Like always, this is new blog is not coming out of nowhere. Since the first day of this New Year I have been cognizant that 2012 signifies a decade since Flynn died. Typically I feel a heightened awareness of his being with the approach of his actual anniversary, but this year there is a lingering ache at the realization that it has been ten years since my arms embraced him. Consequently some days I have felt particularly fragmented, today being one of them. Alan Wolfelt may refer to these experiences as a "grief burst" but whatever you would like to call it; I am feeling my grief wash over me like it was just yesterday.
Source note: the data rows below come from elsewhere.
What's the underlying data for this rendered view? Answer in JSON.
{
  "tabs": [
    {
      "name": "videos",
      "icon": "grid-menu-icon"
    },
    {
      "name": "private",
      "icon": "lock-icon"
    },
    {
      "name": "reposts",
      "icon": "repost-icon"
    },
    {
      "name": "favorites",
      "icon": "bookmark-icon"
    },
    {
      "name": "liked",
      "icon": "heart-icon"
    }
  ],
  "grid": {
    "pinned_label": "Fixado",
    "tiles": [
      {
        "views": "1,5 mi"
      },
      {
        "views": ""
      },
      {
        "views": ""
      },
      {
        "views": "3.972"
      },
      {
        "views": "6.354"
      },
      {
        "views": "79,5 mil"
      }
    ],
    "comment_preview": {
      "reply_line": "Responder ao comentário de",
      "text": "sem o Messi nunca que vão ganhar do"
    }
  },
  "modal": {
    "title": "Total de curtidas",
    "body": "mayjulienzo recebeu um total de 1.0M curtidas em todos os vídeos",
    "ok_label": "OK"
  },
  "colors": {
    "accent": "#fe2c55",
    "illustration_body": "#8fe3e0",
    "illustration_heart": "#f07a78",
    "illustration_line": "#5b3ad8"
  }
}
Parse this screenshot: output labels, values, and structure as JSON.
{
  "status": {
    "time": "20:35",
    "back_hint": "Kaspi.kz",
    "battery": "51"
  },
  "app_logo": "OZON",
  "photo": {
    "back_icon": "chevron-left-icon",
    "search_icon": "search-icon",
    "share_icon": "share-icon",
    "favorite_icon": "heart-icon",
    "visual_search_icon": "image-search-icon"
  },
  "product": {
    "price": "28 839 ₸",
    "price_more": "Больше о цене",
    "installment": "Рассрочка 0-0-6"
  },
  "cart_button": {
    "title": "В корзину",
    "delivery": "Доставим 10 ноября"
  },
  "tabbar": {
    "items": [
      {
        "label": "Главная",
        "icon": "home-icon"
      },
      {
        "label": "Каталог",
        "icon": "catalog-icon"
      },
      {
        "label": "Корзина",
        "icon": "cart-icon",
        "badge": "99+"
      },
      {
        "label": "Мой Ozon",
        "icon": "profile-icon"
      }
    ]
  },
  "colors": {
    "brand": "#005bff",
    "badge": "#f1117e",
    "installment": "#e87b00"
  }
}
You may be wondering how this grief is manifesting itself (I would be wondering)? Respectfully, it has been ten years since Flynn's death and so it is likely that I wear my grief differently than I did then. In fact, outwardly the grief does present differently. For example, I am capable of participating in my daily tasks and remaining composed is not a continuous chore. In saying that, my internalized reactions to this grief burst are familiar. Among these emotional responses is a heightened awareness of my own mortality and that of my family (I like to call it "the illusion of control that we comfortably live with" until it is shattered of course) followed by the emergence of helpless anxiety.
Today's grief burst was triggered by a dream that I had last night. While the dream was a fictional storyline created by my unconscious mind, the feelings that ensued as a result of the dream were very real. In my dream I was attempting to resuscitate a little girl whom I identified as my sister (of note: I do not have a sister) after finding her in a pool. I woke up feeling as traumatized as I was ten years ago. I came out of the dream with my heart racing, the pit in my middle ached and all I could think was "oh no, not again." While Flynn's death was the result of complications at birth, this dream conjured up similar feelings of responsibility for this young life and the knowledge of my own helplessness. It is not surprising that I would suffer from a grief burst for the remainder of the day.